Wow, a real gut check moment on my job as a capital habeas attorney (or as Rocky calls me “a death row lawyer”).  Today, Rocky called because he had heard that we got a ruling against us in his current lethal injection litigation—an inmate with an execution date scheduled this Thursday told Rocky that he needed to call his lawyer.  I told Rocky that I wadeath-row-unit-holman-prison-in-atmore-alabamas in the midst of reading the opinion, but summarized what I understood in regard to
the Judge’s granting of the State’s motion for summary judgment—basically, we can’t show there are safer drug alternatives to execute people.  When you say it out loud, it sounds crazy, but yes, in order to win an argument that the current method of execution is unconstitutional, we have to suggest better ways to kill our clients.  In Rocky’s lethal injection case, the Judge decided we are unable to suggest a better method.

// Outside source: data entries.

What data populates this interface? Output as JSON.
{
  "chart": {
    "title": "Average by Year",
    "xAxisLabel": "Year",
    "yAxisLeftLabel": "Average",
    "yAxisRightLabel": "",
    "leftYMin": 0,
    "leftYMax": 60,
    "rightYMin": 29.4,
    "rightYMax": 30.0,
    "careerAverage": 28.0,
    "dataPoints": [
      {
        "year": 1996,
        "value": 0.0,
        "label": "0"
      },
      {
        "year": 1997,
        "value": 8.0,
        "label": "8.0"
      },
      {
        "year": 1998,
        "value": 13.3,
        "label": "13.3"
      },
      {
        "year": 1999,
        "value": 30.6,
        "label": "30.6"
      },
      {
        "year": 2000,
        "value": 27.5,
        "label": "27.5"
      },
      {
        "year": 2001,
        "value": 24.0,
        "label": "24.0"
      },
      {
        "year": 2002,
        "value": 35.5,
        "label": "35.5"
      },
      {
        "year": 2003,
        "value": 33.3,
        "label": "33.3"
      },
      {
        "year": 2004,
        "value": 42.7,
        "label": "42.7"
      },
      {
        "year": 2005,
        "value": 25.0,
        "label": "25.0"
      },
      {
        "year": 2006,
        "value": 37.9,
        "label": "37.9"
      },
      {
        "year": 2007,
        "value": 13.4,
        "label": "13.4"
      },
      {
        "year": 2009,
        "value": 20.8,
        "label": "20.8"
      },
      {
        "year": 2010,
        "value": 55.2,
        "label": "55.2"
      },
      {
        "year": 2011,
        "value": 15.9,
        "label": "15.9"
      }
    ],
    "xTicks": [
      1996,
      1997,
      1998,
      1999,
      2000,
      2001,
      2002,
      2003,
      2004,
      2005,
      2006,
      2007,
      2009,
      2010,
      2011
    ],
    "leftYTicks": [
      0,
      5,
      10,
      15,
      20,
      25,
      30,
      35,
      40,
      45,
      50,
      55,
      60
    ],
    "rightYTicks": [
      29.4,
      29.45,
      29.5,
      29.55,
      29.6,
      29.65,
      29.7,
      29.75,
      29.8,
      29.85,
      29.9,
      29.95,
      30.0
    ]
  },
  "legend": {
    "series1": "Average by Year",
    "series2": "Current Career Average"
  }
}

Because of Rocky’s intellectual disability, it can be a challenge to explain the legalese (heck, that is hard for most people), but today’s call made me realize that Rocky’s simple understanding of some of this stuff is much more profound than my own.  In response to my explanation, Rocky said, “So they want us to tell them how to kill us—it’s like they are pretending that they want to help, but they really don’t?”

I tried to explain that I don’t think the State will be moving for an execution date for him soon, and that we are still going to appeal this decision to the Eleventh Circuit; but Rocky stopped me and said “But, Kacey, they have already set dates.”  He is right, Tommy Arthur’s execution date is set for this Thursday, November 3, and Ron Smith’s execution date is set for December 8.  Rocky has known both of these men for most of his time on death row.  He and Ron are good friends and they have worked together as hall runners.  This is a hard time for him, and this case decision has clearly thrown him another curve ball in his struggle to deal with his own situation, worry for his friends, and survive day-to-day on death row.

At the end of our call today, I asked Rocky how he is maintaining, and his answer brought home to me his situation in a way that I have never completely thought about.  Rocky said, “I’m not so good.  My stomach is in knots.  I’m sad, worried, scared, and still trying to be normal.  But how can I be normal and okay when these guys have [execution] dates and the guards that I deal with every day are also practicing every day to kill me.”

God, you are right Rocky, how can you pretend that everything is normal when the people that bring you food, walk the halls every day past your cell, that make jokes with you, that are friendly with you, spend some part of every day running through a practice drill for killing you.  Thinking about it in those terms, it makes it hard for me to pretend everything is normal, when I know that is going on in every state that has the death  penalty, when I know that is happening to my clients, when I know that is happening to someone’s child, husband, father, when I know that is happening.